Every entry must be output exactly as it was written.

■ **DATASET EXTRACT**
********

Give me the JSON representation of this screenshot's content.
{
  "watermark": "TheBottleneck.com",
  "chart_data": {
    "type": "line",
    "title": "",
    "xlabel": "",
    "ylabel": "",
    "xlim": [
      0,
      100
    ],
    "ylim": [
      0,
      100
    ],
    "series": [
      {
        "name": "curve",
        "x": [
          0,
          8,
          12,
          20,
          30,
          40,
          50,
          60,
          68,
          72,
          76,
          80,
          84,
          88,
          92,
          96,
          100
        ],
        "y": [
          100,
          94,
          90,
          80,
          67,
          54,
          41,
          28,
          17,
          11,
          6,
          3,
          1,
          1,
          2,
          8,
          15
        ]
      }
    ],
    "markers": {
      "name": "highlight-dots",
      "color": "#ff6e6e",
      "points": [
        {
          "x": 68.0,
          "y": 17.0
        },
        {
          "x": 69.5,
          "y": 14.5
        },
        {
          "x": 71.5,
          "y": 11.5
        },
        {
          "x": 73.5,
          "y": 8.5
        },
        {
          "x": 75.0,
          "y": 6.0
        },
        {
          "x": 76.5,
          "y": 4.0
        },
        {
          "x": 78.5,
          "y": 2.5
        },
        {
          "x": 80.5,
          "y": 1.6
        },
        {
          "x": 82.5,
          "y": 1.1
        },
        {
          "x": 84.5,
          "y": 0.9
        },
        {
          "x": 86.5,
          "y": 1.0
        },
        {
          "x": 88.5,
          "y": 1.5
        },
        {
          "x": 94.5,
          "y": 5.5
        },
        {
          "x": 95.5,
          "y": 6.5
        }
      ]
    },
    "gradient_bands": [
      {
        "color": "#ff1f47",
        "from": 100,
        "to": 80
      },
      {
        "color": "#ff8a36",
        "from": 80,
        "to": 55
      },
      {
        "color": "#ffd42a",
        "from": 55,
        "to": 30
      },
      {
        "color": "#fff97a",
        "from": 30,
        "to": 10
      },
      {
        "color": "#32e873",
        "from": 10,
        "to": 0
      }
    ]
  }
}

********

■ **ANSWER**
Give me the JSON representation of this screenshot's content.
{
  "watermark": "TheBottleneck.com",
  "chart_data": {
    "type": "line",
    "title": "",
    "xlabel": "",
    "ylabel": "",
    "xlim": [
      0,
      100
    ],
    "ylim": [
      0,
      100
    ],
    "series": [
      {
        "name": "curve",
        "x": [
          0,
          8,
          12,
          20,
          30,
          40,
          50,
          60,
          68,
          72,
          76,
          80,
          84,
          88,
          92,
          96,
          100
        ],
        "y": [
          100,
          94,
          90,
          80,
          67,
          54,
          41,
          28,
          17,
          11,
          6,
          3,
          1,
          1,
          2,
          8,
          15
        ]
      }
    ],
    "markers": {
      "name": "highlight-dots",
      "color": "#ff6e6e",
      "points": [
        {
          "x": 68.0,
          "y": 17.0
        },
        {
          "x": 69.5,
          "y": 14.5
        },
        {
          "x": 71.5,
          "y": 11.5
        },
        {
          "x": 73.5,
          "y": 8.5
        },
        {
          "x": 75.0,
          "y": 6.0
        },
        {
          "x": 76.5,
          "y": 4.0
        },
        {
          "x": 78.5,
          "y": 2.5
        },
        {
          "x": 80.5,
          "y": 1.6
        },
        {
          "x": 82.5,
          "y": 1.1
        },
        {
          "x": 84.5,
          "y": 0.9
        },
        {
          "x": 86.5,
          "y": 1.0
        },
        {
          "x": 88.5,
          "y": 1.5
        },
        {
          "x": 94.5,
          "y": 5.5
        },
        {
          "x": 95.5,
          "y": 6.5
        }
      ]
    },
    "gradient_bands": [
      {
        "color": "#ff1f47",
        "from": 100,
        "to": 80
      },
      {
        "color": "#ff8a36",
        "from": 80,
        "to": 55
      },
      {
        "color": "#ffd42a",
        "from": 55,
        "to": 30
      },
      {
        "color": "#fff97a",
        "from": 30,
        "to": 10
      },
      {
        "color": "#32e873",
        "from": 10,
        "to": 0
      }
    ]
  }
}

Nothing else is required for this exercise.